To put it in simplistic terms, this past week has been hard. It has been hard not connecting with my community in person. It has been hard giving up some means of comfort due to stores and restaurants being closed. It has been hard hearing from friends about how this crisis is going to destroy them financially. And for a fast-moving, high output person like me, it has been hard to sit and slow down. But something that the Lord has reminded me of this past week is that hard is not bad, but hard is still hard. I know the truths the Bible gives us in times of suffering and hardship, but how do we get those truths into our hearts without glossing over the pain that we feel? 

The Grace of Lament

Let me suggest lament. Lament provides us with a voice to the pain that we feel while also anchoring us in the truths of God’s character and promises. Prayers of lament provide us with an opportunity to pour out our hearts and anchor our hearts in the same moment. 

In Lamentations, Jeremiah gives us one of the most encouraging verses in all of scripture: 

The steadfast love of the LORD never ceases;
his mercies never come to an end;
they are new every morning; 
great is your faithfulness.
"The Lord is my portion,” says my soul,
“therefore I will hope in him.”

- Lamentations 3:22-24

Jeremiah penned these words while looking over the city of Jerusalem when it was sitting in ashes following the invasion of the Babylonians. As Jeremiah looks over his beloved city and the destruction that is in front of him, he says “the steadfast love of the LORD never ceases”. It was not a moment of remembrance for Jeremiah, it was a moment of pain that ended in a refined trust in God’s future faithfulness.

When it looks as if God’s faithfulness has come to an end, or that his mercies have ceased, Jeremiah says "no". Despite the utter destruction and chaos in front of him, Jeremiah still says that God is on the throne.  Jeremiah pushes his heart toward what he knows to be true despite what he sees with his eyes. 

This is what we must do in moments of suffering. We don’t need to bypass the pain of the moment, instead, we should let the pain of the moment move us to remember the everlasting, never-changing promises of our God. Consider spending some time this week praying some biblical prayers of lament like the ones in Psalm 10, Psalm 13, Psalm 22, and Psalm 77.

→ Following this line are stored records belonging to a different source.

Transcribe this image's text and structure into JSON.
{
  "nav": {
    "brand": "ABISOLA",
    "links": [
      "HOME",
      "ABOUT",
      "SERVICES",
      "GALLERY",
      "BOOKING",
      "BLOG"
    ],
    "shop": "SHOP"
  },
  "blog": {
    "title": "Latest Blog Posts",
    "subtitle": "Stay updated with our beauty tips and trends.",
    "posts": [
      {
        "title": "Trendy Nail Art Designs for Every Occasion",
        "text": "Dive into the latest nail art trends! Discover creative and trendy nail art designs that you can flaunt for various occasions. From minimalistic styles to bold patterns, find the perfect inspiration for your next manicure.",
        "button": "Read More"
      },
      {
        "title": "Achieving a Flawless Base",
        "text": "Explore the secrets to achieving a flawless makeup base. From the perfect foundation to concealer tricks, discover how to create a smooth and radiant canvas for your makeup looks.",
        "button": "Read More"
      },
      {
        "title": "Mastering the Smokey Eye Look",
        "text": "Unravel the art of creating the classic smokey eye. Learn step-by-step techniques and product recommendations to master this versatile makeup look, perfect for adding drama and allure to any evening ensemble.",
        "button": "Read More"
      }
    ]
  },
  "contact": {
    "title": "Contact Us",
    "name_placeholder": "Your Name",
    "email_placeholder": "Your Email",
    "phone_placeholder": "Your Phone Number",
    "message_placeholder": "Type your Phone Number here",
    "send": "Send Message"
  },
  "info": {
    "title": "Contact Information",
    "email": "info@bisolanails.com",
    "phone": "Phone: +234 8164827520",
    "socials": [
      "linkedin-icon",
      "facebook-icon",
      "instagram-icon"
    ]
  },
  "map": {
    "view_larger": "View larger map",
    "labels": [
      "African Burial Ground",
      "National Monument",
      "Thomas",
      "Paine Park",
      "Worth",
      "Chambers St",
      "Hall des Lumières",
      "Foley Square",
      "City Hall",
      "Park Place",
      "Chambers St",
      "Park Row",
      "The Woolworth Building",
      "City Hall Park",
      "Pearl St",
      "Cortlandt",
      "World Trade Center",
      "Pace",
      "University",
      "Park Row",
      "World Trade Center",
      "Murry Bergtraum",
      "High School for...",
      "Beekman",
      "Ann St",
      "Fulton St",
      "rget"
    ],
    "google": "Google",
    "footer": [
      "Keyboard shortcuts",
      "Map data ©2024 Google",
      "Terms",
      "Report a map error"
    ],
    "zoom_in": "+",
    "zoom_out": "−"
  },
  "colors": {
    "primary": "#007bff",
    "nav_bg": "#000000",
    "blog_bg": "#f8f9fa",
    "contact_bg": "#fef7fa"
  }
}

My hope and prayer is that we will recover the necessary practice of lament, so that we can become a church that suffers well and cares well for the hurting in our midst.

Praying for you all this week!

Addison Hamrick